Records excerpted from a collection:
# # #

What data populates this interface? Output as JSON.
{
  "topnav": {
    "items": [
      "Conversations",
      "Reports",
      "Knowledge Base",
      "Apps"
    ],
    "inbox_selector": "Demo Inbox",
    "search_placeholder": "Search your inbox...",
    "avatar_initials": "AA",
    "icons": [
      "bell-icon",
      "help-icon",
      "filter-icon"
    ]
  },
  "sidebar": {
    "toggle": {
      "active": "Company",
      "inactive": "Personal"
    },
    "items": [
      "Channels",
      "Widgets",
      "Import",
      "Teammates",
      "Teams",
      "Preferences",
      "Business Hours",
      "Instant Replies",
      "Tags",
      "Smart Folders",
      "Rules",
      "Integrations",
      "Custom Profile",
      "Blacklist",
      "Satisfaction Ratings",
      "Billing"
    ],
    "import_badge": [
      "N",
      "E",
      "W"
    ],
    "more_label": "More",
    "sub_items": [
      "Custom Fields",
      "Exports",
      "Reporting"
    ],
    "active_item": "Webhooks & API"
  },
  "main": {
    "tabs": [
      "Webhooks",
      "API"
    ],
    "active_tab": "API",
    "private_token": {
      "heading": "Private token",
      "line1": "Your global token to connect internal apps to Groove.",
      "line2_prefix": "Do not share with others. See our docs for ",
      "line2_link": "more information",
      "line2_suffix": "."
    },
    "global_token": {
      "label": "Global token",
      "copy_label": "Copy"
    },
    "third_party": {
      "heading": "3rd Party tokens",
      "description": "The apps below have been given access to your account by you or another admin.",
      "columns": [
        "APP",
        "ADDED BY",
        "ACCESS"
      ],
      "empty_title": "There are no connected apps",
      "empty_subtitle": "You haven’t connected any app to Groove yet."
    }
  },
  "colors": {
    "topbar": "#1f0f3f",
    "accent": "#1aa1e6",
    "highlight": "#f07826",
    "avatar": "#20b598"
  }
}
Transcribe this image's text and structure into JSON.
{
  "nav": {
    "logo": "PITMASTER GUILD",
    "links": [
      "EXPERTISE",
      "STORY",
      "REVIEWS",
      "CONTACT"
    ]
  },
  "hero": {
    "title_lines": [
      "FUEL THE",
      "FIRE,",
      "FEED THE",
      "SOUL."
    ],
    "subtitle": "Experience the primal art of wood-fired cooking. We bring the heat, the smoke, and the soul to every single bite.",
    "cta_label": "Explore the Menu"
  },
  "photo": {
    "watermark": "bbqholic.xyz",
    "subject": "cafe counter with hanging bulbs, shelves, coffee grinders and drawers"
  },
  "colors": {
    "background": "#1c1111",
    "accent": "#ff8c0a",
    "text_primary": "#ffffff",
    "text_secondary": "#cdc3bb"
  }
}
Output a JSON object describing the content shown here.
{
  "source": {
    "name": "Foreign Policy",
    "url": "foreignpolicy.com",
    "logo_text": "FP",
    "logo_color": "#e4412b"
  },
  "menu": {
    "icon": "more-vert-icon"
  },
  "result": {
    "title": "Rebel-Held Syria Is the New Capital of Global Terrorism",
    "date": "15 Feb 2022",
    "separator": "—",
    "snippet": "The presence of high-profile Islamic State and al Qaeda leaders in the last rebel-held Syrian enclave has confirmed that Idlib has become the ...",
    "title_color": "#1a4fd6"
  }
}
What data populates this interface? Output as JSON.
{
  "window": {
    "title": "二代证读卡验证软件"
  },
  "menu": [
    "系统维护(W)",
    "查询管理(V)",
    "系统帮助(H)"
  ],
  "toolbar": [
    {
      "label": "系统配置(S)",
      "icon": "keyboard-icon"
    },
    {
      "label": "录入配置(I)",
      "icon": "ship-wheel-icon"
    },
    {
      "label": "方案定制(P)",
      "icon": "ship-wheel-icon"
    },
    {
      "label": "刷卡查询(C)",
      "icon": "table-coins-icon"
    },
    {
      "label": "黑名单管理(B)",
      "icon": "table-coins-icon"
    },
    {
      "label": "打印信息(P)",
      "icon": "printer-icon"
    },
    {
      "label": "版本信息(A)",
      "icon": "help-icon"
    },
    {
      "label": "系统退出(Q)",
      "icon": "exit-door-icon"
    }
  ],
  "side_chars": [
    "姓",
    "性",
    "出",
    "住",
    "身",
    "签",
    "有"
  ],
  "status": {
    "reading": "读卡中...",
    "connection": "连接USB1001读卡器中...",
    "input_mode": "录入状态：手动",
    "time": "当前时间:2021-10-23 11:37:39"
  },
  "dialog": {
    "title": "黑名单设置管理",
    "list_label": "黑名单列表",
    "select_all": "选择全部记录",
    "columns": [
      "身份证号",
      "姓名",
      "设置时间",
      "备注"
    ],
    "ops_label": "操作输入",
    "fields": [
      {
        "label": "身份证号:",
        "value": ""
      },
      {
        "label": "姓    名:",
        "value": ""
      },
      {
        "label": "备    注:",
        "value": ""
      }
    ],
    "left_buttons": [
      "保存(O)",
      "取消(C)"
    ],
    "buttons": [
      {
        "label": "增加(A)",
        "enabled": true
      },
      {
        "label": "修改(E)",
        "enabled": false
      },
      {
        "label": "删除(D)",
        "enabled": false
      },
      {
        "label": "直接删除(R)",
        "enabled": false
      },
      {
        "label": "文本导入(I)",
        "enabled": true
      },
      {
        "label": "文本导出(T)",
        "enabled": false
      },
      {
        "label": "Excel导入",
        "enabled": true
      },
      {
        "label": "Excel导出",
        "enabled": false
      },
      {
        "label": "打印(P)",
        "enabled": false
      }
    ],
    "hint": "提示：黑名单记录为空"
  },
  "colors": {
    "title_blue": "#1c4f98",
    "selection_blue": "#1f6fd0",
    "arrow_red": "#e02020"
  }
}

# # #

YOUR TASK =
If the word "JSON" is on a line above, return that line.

RESPONSE BOX =
What data populates this interface? Output as JSON.
Transcribe this image's text and structure into JSON.
Output a JSON object describing the content shown here.
What data populates this interface? Output as JSON.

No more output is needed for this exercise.